Task brief:
Tally the lines below that contain the word "Scale", then give the tally and nothing more.

*** Supplied data Section Begins ***

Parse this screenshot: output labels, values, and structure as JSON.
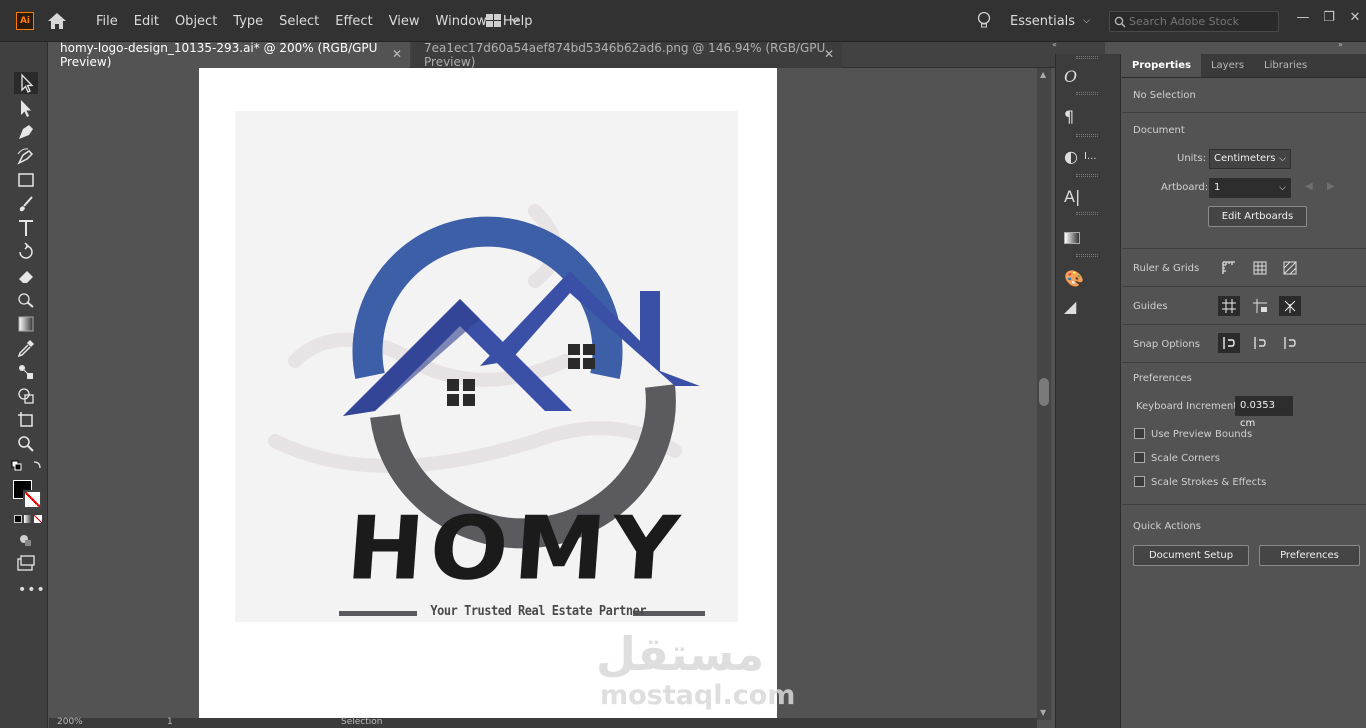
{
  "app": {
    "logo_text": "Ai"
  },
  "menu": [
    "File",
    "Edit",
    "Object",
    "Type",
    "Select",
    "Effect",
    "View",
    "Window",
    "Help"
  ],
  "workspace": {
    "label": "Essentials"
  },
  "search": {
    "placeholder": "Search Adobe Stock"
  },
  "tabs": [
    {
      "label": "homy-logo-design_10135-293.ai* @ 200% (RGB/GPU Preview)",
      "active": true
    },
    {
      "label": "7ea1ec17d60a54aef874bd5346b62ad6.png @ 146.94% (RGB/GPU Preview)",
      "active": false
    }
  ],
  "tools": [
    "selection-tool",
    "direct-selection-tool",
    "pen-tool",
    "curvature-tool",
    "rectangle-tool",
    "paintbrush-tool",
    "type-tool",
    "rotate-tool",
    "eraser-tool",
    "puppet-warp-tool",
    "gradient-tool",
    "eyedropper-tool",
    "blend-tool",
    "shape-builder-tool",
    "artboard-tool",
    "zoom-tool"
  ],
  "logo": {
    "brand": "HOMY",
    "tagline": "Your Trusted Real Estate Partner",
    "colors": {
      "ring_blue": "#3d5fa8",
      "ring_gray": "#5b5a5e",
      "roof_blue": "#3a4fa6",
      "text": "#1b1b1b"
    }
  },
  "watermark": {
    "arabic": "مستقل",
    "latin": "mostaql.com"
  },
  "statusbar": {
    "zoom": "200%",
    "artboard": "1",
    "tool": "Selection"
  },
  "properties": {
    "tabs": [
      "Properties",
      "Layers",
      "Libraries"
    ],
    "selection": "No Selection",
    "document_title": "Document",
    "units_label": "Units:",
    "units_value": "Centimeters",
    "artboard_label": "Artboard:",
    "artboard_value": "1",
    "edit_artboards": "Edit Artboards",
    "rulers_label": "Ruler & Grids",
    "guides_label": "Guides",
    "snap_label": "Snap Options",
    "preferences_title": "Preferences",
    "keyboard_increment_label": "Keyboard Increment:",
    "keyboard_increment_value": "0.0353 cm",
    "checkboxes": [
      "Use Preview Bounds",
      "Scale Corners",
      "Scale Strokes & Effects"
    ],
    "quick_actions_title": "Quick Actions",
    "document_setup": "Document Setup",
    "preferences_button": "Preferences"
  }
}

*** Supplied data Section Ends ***
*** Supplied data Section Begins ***

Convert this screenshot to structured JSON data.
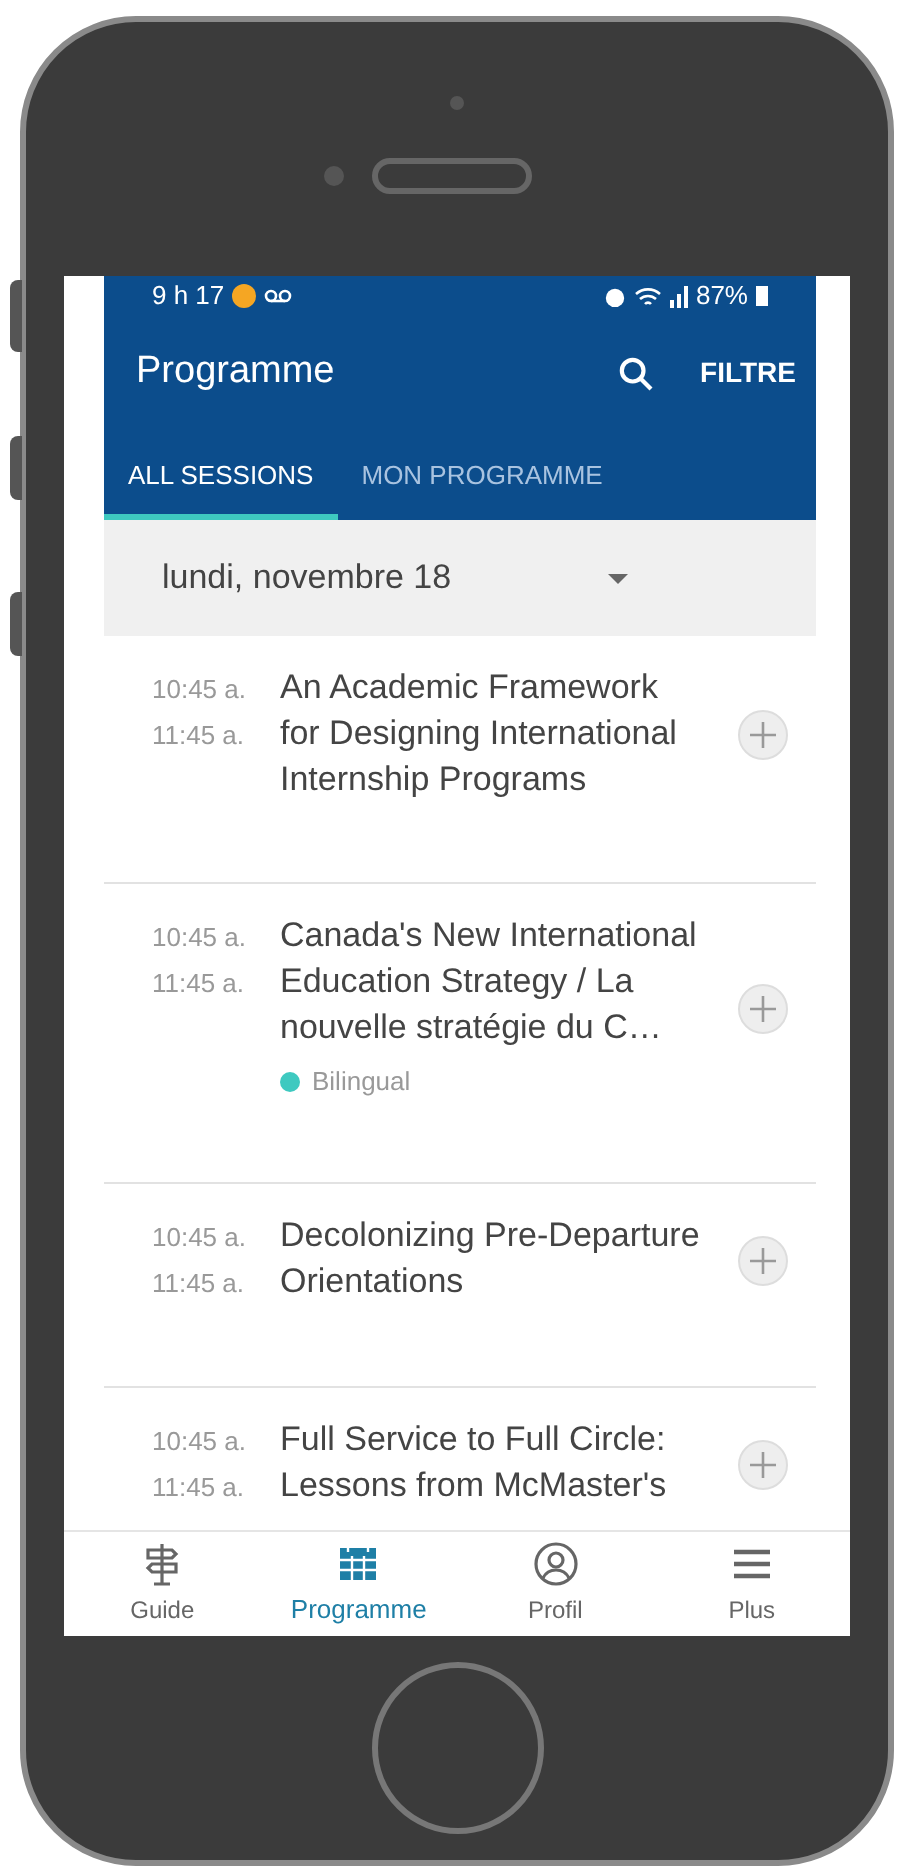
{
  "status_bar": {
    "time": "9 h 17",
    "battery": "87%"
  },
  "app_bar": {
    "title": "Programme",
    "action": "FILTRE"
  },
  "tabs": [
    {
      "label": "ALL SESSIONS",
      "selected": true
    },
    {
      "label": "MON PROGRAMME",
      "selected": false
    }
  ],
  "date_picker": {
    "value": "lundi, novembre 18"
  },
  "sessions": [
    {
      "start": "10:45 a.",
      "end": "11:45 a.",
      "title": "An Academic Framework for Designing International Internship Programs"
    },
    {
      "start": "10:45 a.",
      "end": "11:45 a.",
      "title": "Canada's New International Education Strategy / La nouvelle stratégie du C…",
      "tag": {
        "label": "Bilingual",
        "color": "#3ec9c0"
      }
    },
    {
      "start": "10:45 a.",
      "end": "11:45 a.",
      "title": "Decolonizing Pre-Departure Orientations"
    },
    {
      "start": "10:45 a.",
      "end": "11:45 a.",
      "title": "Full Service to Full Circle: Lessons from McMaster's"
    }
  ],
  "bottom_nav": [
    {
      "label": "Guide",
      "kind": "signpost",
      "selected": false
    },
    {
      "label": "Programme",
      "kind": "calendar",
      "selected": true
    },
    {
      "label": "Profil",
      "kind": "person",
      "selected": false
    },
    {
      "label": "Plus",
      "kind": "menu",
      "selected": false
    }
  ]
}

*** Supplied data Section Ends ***

Written solution:
2